Copy each line of the data below in which the word "this" can be found.

● ● ● ● ●

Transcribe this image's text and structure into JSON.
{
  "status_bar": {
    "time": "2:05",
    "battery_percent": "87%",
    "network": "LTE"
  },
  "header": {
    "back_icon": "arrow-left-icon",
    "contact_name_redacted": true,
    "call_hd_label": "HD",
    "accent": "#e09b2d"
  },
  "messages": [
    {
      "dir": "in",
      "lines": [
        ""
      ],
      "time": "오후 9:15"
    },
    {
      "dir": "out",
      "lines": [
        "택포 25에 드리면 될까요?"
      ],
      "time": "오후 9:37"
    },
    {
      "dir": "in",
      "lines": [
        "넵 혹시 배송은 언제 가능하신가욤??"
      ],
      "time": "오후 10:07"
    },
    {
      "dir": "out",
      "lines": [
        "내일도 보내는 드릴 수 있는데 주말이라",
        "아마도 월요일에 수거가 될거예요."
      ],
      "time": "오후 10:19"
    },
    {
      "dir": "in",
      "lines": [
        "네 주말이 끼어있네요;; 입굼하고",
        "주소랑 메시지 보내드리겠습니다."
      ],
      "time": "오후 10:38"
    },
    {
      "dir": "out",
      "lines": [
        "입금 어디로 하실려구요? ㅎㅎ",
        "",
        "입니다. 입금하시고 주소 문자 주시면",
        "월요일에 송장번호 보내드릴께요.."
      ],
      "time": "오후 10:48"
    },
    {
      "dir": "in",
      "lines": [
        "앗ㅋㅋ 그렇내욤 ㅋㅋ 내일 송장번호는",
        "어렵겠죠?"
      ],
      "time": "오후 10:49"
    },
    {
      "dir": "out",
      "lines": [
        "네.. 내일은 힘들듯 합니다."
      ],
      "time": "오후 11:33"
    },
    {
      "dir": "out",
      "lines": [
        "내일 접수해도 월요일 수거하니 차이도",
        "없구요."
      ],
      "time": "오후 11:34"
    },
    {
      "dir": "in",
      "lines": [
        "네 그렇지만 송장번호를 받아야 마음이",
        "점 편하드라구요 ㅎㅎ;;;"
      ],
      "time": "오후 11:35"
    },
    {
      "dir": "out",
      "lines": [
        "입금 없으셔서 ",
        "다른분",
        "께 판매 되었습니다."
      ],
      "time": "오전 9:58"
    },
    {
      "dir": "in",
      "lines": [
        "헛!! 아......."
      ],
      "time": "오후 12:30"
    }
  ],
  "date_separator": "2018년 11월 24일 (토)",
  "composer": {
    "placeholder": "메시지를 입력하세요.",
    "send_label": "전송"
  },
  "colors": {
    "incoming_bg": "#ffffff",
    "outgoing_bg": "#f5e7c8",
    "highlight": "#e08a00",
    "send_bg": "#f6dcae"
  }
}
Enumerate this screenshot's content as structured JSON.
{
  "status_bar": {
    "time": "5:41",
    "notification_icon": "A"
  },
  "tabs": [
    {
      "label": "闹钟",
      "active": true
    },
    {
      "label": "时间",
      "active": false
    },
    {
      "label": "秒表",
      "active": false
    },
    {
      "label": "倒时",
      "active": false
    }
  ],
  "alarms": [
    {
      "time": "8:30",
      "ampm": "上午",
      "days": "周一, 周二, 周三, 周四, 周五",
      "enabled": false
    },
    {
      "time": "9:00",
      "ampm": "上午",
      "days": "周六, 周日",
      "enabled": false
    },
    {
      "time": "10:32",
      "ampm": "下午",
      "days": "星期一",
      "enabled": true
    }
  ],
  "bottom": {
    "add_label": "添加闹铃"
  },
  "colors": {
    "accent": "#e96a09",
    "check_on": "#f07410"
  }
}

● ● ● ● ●

• THE COMPLETED TASK:
Transcribe this image's text and structure into JSON.
Enumerate this screenshot's content as structured JSON.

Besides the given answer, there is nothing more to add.